“There cannot be two suns in the sky, nor two emperors on the earth,” Confucius, 551-479 BC
Our current trade war with China will probably be resolved soon because the Chinese economy is slowing down (see chart) and the current $250 billion in tariffs on Chinese exports to the U.S. are a major contributor to this. There is a good chance of achieving our two main goals of obtaining greater access to Chinese markets and ending intellectual property theft.
Chinese Economic Growth

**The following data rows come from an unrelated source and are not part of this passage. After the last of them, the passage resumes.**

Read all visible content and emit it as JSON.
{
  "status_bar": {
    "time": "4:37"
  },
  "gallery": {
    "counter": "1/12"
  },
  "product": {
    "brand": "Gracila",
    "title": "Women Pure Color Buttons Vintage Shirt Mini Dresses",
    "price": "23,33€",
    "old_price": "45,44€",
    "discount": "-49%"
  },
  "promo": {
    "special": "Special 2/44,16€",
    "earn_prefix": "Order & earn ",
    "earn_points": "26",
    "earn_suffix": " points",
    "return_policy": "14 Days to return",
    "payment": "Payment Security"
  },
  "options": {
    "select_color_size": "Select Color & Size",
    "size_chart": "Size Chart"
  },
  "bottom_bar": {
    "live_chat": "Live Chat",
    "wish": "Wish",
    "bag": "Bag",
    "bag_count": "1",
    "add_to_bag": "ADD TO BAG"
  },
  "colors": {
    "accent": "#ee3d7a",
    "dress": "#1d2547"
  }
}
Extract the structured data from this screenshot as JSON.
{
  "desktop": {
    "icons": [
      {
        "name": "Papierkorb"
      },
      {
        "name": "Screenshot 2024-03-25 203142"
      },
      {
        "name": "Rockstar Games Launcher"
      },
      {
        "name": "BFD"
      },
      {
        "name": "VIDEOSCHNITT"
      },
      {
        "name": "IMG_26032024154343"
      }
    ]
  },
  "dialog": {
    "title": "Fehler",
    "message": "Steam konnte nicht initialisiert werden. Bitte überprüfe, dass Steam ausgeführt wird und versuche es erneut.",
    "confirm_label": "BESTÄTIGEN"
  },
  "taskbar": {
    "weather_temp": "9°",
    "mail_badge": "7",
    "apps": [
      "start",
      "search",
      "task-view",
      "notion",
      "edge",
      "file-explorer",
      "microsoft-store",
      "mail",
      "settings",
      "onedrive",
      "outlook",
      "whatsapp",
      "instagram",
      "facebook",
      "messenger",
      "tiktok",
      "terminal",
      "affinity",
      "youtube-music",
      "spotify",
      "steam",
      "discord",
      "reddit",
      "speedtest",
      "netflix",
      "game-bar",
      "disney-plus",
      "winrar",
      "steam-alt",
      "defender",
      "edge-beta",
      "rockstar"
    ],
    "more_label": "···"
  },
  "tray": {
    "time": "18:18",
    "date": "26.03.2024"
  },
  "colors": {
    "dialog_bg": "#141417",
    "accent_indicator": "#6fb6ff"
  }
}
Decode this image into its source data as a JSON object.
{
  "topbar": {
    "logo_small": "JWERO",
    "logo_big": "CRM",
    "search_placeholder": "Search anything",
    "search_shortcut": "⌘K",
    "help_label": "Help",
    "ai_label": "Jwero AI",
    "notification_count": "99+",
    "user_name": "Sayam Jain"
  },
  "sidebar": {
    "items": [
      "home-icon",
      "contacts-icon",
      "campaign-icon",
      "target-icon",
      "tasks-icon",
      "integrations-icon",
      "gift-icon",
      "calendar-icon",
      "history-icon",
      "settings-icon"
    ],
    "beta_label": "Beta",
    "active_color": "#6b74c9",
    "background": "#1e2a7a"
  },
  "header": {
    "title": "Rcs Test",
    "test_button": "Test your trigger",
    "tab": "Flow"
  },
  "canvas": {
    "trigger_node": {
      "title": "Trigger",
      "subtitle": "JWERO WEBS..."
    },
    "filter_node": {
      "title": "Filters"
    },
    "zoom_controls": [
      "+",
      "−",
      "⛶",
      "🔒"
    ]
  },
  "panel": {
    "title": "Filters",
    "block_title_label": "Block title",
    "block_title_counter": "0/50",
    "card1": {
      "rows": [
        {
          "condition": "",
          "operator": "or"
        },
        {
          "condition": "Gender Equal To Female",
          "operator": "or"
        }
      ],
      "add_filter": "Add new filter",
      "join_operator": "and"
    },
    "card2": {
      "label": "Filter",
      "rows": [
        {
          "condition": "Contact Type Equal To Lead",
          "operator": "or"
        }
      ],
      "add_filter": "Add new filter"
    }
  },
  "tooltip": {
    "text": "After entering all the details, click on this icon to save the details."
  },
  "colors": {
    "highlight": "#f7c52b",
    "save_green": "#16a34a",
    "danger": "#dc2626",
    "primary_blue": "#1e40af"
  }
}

But the Chinese economy is growing much faster than ours and China’s population is four times as large. China does have some very serious long term economic problems but it would be shortsighted for the U.S. to expect the Chines economy to collapse any time soon. In other words, the U.S. needs to prepare for the likelihood that the size of the Chinese economy will greatly exceed ours in the near future.
Anyone who is concerned about this should read the book, “The Hundred-Year Marathon: China’s secret strategy to replace America as the global superpower,” by Michael Pillsbury, a longtime U.S. China expert who speaks fluent mandarin.
The People’s Republic of China was founded by Mao Zedong in 1949. No later than 2049 China will almost surely be strong enough to challenge the U.S. dominated economic and geopolitical world order founded at the end of WWII.
The hundred year marathon strategy suggests that China should, for example:
- Induce complacency to avoid alerting the opponent
- Be patient – for decades or longer – to achieve victory
- Steal the opponent’s ideas and technology for strategic purposes
- Recognize that the hegemon will take extreme action to retain its dominant position
- Always be vigilant to avoid being encircled or deceived by others
Mr. Pillsbury has performed a great service by spelling out in detail the immense challenge the U.S. will have in containing China’s growing power and influence around the world. How should the U.S. deal with this huge threat to its current world dominance? Stay tuned!
I am going to pick up a copy of that book, Jack. Glad to see you posting again.
Let me know what you think of it.